sound or music, whereas that of the equivalent
MP3 file is very roughly 1MB per minute. In
other words, the MP3 file is roughly one tenth
of the size of the equivalent WAV file, with
no discernible difference in quality. However,
the compression ratio does depend on the nature
of the sound or music recorded in the file and
therefore can differ.
The much smaller size of MP3
files makes it feasible to store them on the
sizes of hard disks commonly found on modern
PC's and to download them via the Internet within
a reasonable time, even with a modem connection.
Where can I download MP3's?
The most reliable MP3 on the web is stuff
which is all straight-up fully legal MP3 authorised
by the content providers. There's lots of good
music there, but it takes time to find stuff
you like, since you'll never have heard of most
of the artists. You can use regular search engines
such as Altavista, Google, Hotbot etc to help
you find stuff but many people tend to use file
sharing programs (peer to peer) like Kazaa.com
Kazaa and Morpheus may
in their programs
so you may not want to install it.
What is FTP?
FTP - File Transfer Protocol. It's just
another way of transfering files over the net.
If files on an FTP site are freely downloadable
without restrictions, you should be able to
download them through you browser.
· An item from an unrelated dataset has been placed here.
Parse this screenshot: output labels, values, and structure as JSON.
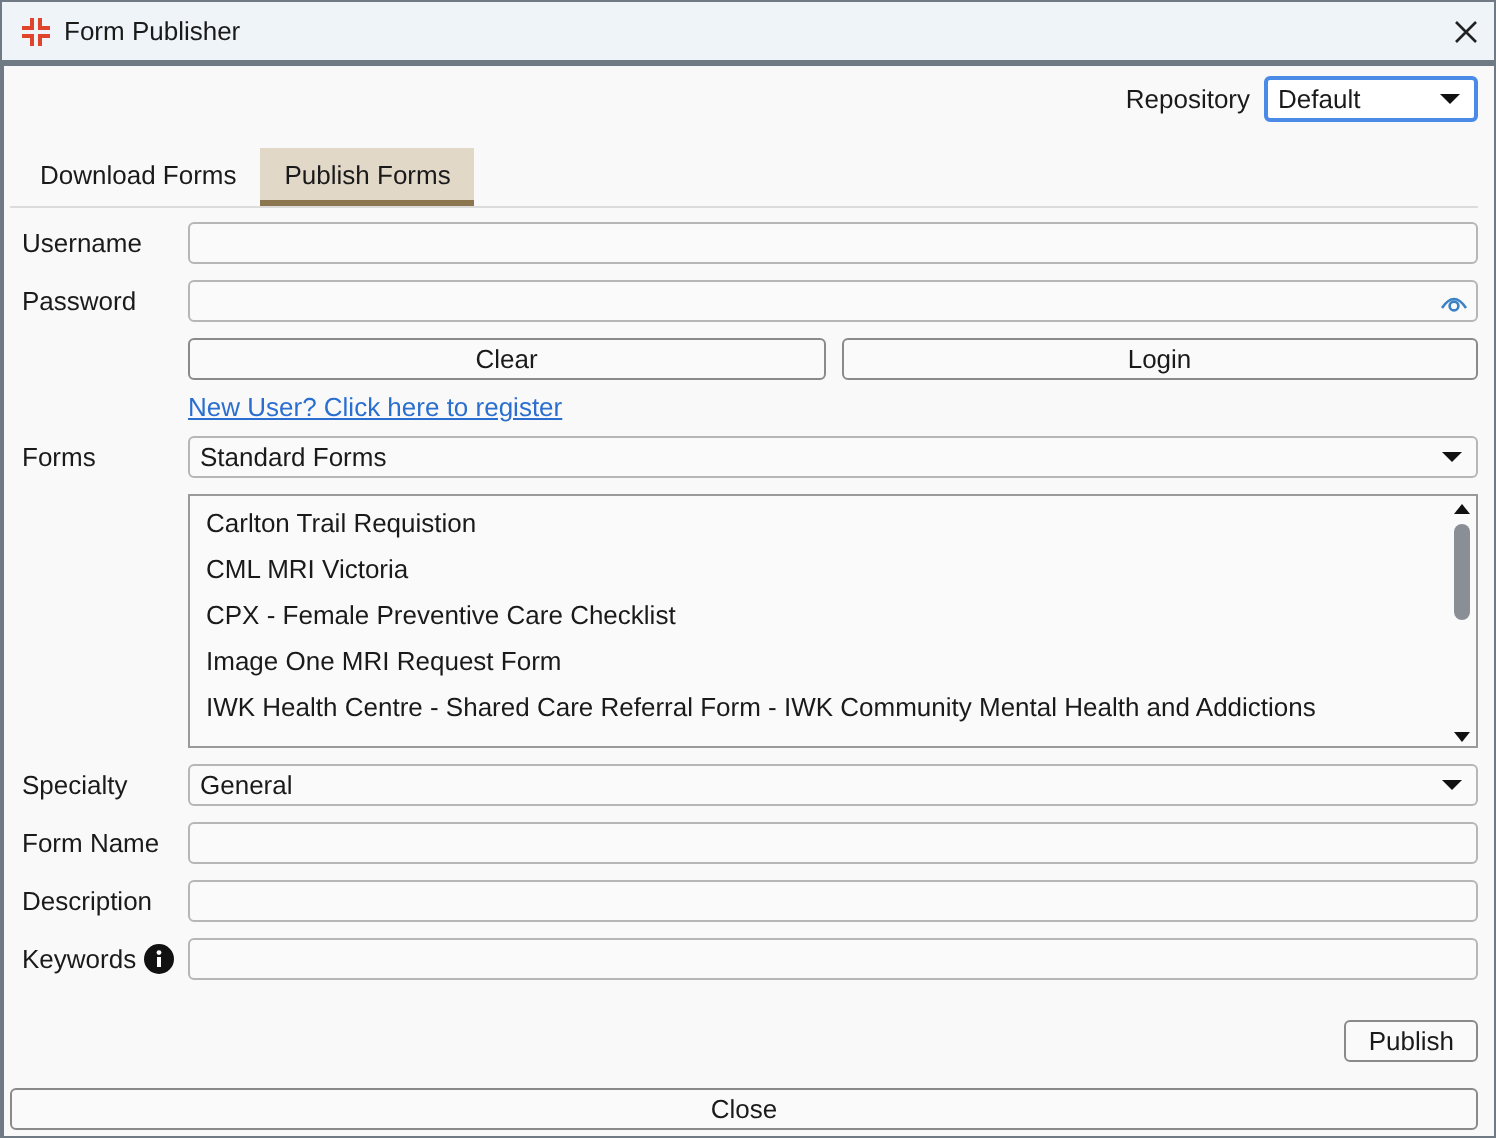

But most
FTP sites are "ratio" sites, meaning
they won't let you download unless you first
upload something. The "ratio" part
refers to the ratio between how much you upload
and how much you download - a 1:5 site ratio
means you must upload 1 Mb for every 5 Mb you
want to download. To use a ratio site you will
have to work with an FTP client, i.e. a program
specifically designed for doing FTP, such as
WS FTP. There programs allow you
to define FTP sites in a directory, along with
the logins and passwords for them. Many FTP
sites are only up at certain hours of the day.
When the sites *are* up, you often can't get
in because they're too busy - most of these
sites are just on desktop PCs, and to function
they need to restrict the number of simultaneous
logins to something like 3 or 4. If you get
a "can't connect to site message"
try another time. If you get a "too many
logins" message, just keep trying (it's
kind of like a phone busy signal). Even once
you get in, satisfying site owners' ratio requirements
can be tricky - they may only want certain types
of file, that you don't have.